## EXERCISE REQUIREMENTS
A bare number is the expected answer: the count of lines in the data holding "type".

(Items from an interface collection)
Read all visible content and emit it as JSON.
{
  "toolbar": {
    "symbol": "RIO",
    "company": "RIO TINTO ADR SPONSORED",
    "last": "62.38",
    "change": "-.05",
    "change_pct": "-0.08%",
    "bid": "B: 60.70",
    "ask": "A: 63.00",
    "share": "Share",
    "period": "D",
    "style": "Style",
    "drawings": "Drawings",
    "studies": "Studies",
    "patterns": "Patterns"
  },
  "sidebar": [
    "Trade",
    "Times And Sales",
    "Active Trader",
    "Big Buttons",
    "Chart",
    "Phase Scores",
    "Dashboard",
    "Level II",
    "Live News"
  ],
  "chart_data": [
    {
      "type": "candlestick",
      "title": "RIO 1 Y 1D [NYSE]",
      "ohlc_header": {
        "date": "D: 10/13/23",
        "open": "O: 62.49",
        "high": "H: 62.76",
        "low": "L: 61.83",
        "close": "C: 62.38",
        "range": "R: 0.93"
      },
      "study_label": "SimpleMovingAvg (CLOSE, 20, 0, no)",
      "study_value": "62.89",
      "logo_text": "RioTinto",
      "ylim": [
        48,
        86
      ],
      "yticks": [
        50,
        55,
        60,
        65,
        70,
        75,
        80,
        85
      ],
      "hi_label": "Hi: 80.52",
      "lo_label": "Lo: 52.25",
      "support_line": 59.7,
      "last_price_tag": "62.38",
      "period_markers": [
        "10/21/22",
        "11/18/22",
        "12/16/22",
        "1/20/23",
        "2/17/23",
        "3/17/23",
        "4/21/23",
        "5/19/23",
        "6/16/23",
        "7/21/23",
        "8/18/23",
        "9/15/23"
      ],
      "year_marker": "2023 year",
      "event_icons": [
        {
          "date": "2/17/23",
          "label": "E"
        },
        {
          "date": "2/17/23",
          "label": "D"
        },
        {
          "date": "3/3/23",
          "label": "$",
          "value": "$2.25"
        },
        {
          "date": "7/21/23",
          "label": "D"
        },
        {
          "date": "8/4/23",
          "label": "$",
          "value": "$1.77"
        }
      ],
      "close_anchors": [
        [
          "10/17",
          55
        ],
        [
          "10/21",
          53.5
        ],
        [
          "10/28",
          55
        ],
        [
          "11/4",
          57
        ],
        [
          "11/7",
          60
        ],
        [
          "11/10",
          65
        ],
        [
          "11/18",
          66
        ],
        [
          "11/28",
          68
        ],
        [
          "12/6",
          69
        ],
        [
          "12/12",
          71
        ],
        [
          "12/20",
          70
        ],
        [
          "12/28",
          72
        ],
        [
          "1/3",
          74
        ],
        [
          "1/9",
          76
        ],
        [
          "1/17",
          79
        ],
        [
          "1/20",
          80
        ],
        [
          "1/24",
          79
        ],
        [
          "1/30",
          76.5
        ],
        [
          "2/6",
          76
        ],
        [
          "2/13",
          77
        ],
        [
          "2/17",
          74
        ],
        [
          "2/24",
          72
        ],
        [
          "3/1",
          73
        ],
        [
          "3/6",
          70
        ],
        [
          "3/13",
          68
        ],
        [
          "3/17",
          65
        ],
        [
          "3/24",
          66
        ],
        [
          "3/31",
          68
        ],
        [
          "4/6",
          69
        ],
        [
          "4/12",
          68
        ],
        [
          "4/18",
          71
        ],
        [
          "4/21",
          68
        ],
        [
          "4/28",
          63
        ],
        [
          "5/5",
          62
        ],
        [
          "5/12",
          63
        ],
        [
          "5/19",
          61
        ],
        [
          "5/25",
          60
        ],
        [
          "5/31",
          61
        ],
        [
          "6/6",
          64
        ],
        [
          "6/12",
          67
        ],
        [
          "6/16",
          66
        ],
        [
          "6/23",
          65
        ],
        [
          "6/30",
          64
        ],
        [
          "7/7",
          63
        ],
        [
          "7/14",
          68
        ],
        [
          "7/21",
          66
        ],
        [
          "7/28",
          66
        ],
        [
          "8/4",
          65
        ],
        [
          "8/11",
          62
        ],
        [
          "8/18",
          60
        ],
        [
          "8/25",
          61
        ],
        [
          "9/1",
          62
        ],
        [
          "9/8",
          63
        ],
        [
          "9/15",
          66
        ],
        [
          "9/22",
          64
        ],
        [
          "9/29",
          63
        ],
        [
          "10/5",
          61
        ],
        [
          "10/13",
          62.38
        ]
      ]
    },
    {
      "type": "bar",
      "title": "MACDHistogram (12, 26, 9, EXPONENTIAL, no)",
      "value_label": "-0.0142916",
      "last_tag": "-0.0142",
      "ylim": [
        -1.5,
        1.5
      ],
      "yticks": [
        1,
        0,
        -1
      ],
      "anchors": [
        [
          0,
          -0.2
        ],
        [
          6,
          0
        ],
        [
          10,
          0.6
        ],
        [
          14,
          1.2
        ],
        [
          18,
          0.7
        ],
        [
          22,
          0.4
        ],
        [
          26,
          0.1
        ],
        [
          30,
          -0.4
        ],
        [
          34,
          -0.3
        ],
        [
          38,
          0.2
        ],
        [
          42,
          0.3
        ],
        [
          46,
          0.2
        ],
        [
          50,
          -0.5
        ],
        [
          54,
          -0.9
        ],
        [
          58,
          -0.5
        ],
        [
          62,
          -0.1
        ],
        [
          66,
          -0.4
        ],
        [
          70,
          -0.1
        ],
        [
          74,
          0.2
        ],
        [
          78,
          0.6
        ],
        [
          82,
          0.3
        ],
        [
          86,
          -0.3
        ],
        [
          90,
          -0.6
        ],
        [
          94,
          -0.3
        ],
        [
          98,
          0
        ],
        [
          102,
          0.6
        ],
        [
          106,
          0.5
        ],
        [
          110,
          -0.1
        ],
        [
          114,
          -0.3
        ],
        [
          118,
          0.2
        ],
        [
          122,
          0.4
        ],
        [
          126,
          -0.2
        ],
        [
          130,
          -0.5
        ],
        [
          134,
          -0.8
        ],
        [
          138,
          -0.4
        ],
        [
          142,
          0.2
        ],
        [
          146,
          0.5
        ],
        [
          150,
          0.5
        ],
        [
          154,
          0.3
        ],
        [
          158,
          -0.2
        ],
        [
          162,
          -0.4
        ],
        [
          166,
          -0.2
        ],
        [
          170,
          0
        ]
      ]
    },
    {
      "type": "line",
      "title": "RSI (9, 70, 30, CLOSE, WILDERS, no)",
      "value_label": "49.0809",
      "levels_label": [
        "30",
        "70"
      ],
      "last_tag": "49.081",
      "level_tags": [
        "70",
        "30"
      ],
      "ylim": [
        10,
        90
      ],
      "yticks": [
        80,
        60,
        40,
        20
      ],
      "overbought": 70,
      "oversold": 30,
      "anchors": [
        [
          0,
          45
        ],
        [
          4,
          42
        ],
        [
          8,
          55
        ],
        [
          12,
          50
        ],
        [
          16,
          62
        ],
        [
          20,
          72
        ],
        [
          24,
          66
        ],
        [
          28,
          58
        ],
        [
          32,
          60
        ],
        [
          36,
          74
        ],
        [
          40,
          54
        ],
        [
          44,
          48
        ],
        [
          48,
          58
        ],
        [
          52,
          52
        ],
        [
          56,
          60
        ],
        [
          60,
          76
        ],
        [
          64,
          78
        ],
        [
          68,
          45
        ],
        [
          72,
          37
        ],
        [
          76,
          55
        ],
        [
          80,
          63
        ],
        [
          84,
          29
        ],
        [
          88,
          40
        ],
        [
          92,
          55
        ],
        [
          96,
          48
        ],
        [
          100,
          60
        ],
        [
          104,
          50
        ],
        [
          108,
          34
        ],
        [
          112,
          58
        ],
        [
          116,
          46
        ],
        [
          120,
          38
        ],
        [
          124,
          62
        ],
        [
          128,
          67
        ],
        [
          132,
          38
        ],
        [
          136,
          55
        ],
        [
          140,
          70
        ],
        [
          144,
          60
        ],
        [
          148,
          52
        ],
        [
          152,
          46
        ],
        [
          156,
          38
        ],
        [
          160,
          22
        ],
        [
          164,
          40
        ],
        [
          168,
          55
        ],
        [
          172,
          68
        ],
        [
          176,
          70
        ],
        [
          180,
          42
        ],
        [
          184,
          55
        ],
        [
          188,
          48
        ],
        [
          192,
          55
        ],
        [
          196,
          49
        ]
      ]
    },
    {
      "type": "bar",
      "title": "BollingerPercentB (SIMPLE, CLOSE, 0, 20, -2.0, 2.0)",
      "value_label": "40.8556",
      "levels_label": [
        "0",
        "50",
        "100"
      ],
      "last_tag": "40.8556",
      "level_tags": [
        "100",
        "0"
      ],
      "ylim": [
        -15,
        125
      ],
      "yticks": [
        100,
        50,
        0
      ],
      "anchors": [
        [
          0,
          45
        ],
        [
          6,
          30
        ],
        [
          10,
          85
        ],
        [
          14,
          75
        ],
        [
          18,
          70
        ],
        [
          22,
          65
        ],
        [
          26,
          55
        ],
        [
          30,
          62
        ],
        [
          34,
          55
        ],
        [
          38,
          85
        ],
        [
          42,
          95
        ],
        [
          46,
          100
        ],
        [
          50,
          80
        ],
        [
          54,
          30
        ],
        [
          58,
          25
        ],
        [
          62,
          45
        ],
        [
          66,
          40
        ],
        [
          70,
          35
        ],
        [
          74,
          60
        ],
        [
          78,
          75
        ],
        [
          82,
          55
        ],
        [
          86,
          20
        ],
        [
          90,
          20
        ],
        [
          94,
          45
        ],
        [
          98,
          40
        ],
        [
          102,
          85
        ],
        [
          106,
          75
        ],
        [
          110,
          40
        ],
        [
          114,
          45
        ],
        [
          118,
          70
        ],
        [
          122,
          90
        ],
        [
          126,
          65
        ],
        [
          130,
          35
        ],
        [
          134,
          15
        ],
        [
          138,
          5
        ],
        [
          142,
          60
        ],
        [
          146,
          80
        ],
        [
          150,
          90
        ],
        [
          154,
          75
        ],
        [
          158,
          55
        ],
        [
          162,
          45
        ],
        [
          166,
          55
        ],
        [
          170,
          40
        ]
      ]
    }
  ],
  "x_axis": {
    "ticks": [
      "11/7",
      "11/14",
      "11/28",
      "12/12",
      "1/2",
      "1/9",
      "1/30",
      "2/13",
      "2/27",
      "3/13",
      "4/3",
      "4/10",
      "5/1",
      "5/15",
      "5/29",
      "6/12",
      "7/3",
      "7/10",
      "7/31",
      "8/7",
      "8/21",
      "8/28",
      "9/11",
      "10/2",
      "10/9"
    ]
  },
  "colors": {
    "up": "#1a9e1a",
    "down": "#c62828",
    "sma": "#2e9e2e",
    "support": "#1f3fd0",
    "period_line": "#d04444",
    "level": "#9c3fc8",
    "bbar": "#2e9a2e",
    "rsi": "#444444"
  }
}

## WORKED SOLUTION
4